Michael Farina

Michael Farina's picture
Sr Lector I Italian
320 York, Rm 531, New Haven, CT 06520-8311
(860) 748-5142

Michael Farina is a Senior Lector I of Italian. His studies focus on Italian Language Pedagogy, Italian Medieval & Renaissance Literature, Italian Translation, and the History of Italian Cooking.

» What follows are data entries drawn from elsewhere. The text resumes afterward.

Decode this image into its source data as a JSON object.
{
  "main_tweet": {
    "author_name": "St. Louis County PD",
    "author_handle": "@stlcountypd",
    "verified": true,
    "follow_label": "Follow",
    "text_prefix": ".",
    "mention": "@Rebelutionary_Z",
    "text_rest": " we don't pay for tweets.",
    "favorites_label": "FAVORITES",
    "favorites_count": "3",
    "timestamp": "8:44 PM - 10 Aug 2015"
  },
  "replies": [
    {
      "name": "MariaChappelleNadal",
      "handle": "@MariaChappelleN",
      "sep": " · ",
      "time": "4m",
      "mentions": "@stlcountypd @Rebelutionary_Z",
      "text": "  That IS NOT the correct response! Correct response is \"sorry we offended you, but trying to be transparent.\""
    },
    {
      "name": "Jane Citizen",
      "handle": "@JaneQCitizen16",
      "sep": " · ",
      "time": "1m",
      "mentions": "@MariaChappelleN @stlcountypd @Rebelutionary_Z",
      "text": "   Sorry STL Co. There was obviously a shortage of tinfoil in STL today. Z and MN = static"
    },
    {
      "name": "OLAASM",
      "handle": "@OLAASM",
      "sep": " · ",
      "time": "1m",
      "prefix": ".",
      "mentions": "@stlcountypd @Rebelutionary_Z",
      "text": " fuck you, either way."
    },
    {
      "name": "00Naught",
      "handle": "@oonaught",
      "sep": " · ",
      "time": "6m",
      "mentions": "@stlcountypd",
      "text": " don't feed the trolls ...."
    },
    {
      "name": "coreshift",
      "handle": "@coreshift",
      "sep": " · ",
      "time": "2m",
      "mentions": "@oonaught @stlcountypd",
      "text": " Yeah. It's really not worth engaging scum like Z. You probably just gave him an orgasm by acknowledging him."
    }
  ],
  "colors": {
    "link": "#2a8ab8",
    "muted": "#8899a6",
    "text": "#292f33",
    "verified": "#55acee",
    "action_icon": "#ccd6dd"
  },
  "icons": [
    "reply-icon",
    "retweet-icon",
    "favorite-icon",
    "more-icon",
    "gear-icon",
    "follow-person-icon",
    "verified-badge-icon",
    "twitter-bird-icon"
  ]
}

Before coming to Yale, Michael taught for the University of Connecticut, where he founded the Outreach Program to High School Students of Italian. At Duke University he founded their Italian Language Program at ICCS in Rome, and at Trinity College, he served as Residential Dean and Professor of Italian. In addition to teaching at Yale, Michael has served on the Executive Council of the National Italian American Foundation, the Executive Council of The UNICO Foundation, and the Board of Trustees at Pomfret School (his alma mater). He has also served in political office locally, has run the political campaigns for 3 members of Italian parliament, and has been a Senior Advisor to New Haven Mayor Justin Elicker.

He is the former Director of Yale’s Italian Program in Siena.

Michael has published many reviews, articles, and translations, including “Selections from Caproni, Ungaretti, & Montale” (2010), “Tasso’s Fifty Conclusions about Love: An Introduction” (2004), “Tasso’s Cinquanta conclusioni amorose: Text and Translation” (2004), “Regarding the Interludes and Epilogue of Tasso’s Aminta” (2003), and “Tasso’s Amor fuggetivo” (2003). His most recent conference presentations have been on “Internet Reading and Communicative Language Teaching” (2003), “Tasso & Love, Or Prison and the Slow Dissipation of Poetic Vitality” (2004), “The Use of Facebook, IM, and Skype in Second Language Acquisition” (2007), “Innovations in Intermediate Italian” (2007), “L1 Student-created Videos” (2023), “Project-Based Instruction in Elementary Italian” (2023). Michael has taught courses for all levels of Italian language; Italian Translation; Baroque Opera; Dante’s Divine Comedy; Renaissance Literature; the Poetry of Michelangelo; as well as Greek Civilization, Roman Civilization, and Classical Mythology.

His B.A. is in both Philosophy and Italian from the University of Connecticut, as is his M.A. in Italian Language & Literature.


ITAL 125: Intensive Elementary Italian

An accelerated beginning course in Italian that covers in one term the material taught in ITAL 110 and 120. This course meets five times a week for 110 minutes. Admits to ITAL 130 or 140.

Term: Spring 2024
Day/Time: M-F, 9:25-11:25a.m.